EXERCISE: Could you copy each line of the listing below that has the word "Downloads"?

TASK INPUTS:
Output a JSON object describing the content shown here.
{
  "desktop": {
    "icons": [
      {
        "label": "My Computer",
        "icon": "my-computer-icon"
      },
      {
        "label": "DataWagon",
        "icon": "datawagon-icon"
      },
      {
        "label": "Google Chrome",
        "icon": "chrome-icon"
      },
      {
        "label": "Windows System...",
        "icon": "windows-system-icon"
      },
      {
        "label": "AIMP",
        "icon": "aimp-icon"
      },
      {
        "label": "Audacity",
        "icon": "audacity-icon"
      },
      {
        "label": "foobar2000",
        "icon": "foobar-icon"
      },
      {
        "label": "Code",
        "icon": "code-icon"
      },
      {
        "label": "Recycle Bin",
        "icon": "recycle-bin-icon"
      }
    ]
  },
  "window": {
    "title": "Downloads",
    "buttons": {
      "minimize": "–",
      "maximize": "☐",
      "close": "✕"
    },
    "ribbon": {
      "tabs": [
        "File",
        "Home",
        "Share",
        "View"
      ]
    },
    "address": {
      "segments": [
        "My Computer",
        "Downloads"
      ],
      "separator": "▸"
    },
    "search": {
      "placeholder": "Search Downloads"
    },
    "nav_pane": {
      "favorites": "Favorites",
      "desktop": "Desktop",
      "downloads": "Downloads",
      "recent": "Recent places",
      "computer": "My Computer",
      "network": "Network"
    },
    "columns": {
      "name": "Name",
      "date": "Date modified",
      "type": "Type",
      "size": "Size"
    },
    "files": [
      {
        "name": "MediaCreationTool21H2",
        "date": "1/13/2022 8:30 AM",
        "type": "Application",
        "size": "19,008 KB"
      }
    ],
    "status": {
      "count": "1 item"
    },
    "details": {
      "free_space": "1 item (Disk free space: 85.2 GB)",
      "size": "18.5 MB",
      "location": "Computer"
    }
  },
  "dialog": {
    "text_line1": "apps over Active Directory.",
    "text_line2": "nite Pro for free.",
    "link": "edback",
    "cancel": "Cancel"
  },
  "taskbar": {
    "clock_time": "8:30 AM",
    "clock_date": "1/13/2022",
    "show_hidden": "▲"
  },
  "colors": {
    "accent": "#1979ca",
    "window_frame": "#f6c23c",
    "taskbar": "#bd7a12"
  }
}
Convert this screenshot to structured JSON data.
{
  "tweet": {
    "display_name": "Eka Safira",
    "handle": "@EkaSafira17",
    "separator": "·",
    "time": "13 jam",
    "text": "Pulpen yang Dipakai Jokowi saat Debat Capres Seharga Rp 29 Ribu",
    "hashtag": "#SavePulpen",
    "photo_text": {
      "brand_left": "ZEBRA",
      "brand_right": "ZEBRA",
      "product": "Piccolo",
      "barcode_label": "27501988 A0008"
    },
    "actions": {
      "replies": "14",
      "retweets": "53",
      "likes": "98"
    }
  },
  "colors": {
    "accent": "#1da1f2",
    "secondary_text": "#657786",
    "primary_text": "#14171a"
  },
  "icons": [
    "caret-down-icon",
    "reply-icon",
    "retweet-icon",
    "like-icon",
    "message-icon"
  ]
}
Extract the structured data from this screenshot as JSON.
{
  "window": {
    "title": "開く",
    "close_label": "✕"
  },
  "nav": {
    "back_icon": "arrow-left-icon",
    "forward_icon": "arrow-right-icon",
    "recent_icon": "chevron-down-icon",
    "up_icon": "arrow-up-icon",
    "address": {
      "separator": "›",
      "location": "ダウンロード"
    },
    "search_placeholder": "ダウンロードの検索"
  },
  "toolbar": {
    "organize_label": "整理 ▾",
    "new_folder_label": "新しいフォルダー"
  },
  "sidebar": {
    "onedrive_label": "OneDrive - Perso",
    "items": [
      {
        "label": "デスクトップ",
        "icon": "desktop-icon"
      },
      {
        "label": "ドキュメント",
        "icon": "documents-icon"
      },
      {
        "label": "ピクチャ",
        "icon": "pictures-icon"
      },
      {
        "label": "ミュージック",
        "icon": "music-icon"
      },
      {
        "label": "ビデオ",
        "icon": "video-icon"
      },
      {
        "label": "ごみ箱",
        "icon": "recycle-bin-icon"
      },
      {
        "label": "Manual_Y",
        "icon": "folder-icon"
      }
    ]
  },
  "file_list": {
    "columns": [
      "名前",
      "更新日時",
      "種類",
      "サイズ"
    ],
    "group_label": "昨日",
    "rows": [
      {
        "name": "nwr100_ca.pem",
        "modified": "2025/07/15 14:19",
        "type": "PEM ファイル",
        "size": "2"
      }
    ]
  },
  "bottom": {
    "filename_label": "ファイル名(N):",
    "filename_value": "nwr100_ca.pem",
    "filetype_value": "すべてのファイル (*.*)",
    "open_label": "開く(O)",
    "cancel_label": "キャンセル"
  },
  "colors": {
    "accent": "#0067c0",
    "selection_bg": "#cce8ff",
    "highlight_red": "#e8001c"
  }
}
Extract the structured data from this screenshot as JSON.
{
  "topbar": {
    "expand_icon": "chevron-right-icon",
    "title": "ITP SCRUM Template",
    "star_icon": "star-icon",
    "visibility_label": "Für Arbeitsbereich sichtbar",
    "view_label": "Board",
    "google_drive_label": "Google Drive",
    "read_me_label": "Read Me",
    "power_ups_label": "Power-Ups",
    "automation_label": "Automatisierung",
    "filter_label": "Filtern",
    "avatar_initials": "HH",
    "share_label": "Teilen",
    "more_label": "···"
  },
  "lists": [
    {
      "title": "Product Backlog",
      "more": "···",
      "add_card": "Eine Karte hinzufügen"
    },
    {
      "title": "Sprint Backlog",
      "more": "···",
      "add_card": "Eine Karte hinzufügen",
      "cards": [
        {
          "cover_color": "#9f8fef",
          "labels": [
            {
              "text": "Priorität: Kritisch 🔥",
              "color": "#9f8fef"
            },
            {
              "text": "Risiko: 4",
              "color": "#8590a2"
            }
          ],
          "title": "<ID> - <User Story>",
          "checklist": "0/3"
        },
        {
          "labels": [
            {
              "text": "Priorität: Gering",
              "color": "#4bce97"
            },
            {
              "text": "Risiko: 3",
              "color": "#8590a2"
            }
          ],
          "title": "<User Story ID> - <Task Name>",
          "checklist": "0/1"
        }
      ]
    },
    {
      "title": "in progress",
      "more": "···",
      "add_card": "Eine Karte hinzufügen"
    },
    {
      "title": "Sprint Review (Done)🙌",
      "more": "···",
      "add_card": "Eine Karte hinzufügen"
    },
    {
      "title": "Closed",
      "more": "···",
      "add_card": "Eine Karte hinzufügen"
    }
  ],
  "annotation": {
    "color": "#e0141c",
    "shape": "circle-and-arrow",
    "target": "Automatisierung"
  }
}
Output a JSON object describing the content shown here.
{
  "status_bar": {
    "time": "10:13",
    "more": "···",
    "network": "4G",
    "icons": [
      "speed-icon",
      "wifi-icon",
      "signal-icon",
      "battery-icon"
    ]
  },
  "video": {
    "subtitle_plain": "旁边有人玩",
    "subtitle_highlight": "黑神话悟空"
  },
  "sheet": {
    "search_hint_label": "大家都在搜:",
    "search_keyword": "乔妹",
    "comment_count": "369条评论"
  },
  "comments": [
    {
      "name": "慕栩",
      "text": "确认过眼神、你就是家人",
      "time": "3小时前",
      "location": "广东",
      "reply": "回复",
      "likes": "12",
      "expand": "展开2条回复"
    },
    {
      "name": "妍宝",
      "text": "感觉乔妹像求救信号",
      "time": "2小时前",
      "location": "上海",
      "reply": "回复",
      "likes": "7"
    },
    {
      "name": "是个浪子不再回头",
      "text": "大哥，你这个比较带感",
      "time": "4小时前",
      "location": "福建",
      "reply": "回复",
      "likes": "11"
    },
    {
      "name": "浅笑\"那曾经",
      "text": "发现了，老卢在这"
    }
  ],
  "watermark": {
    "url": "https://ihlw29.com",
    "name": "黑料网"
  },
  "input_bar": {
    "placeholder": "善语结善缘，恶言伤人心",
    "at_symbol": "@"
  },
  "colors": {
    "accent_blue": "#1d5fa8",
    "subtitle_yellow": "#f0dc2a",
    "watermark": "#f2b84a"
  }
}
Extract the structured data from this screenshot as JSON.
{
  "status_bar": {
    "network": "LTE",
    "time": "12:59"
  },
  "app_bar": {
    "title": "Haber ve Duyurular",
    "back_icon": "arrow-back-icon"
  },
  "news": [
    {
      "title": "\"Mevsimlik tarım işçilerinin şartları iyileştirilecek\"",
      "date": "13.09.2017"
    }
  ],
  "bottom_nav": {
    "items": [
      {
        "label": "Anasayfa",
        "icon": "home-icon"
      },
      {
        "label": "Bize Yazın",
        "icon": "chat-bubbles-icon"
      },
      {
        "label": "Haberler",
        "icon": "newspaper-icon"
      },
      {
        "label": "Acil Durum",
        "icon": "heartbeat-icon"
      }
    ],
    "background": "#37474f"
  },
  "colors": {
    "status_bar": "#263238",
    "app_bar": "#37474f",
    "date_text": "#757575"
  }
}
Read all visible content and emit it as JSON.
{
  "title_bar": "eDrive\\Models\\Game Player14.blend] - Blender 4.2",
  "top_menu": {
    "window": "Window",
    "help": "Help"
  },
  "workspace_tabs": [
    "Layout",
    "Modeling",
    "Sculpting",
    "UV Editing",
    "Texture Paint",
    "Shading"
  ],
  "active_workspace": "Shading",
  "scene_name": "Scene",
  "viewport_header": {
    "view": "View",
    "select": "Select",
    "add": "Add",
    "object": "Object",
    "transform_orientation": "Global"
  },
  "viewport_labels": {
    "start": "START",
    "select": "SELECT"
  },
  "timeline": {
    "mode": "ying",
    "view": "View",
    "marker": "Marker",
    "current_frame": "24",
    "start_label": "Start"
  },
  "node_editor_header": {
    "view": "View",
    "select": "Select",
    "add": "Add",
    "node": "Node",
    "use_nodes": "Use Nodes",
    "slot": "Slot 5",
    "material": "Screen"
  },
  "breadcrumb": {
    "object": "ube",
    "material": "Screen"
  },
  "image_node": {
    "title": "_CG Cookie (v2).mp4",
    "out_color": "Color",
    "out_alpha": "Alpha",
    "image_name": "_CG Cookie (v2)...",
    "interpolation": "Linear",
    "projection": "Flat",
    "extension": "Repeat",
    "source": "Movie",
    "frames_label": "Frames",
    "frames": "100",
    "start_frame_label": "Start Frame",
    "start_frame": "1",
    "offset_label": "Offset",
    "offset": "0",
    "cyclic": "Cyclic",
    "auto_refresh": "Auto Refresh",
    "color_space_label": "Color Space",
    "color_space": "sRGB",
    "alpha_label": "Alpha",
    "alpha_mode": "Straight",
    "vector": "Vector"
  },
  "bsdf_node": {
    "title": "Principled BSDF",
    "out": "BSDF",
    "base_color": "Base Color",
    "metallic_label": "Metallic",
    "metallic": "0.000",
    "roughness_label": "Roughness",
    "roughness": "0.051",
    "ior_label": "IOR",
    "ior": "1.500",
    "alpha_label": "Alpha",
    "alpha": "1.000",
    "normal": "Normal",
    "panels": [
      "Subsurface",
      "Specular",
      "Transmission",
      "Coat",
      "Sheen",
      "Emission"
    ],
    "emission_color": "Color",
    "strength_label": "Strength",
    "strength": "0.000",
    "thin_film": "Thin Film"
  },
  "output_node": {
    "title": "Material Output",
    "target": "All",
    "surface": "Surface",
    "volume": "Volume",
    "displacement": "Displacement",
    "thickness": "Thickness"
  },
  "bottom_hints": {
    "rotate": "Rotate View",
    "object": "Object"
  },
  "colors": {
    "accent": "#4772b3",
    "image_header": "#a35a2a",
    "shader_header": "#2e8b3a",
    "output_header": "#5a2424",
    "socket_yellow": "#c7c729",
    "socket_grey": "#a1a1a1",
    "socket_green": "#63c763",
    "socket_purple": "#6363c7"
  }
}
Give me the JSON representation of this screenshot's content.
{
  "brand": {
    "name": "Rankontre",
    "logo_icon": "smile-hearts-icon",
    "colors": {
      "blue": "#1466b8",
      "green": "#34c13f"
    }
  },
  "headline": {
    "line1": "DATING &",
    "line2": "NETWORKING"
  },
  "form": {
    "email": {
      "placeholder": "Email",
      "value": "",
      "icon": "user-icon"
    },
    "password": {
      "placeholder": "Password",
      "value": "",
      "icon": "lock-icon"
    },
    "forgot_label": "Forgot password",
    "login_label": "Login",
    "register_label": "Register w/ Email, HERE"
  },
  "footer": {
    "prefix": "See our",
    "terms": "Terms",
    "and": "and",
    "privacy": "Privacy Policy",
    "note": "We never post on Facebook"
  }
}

WRITTEN SOLUTION:
    "title": "Downloads",
        "Downloads"
      "placeholder": "Search Downloads"
      "downloads": "Downloads",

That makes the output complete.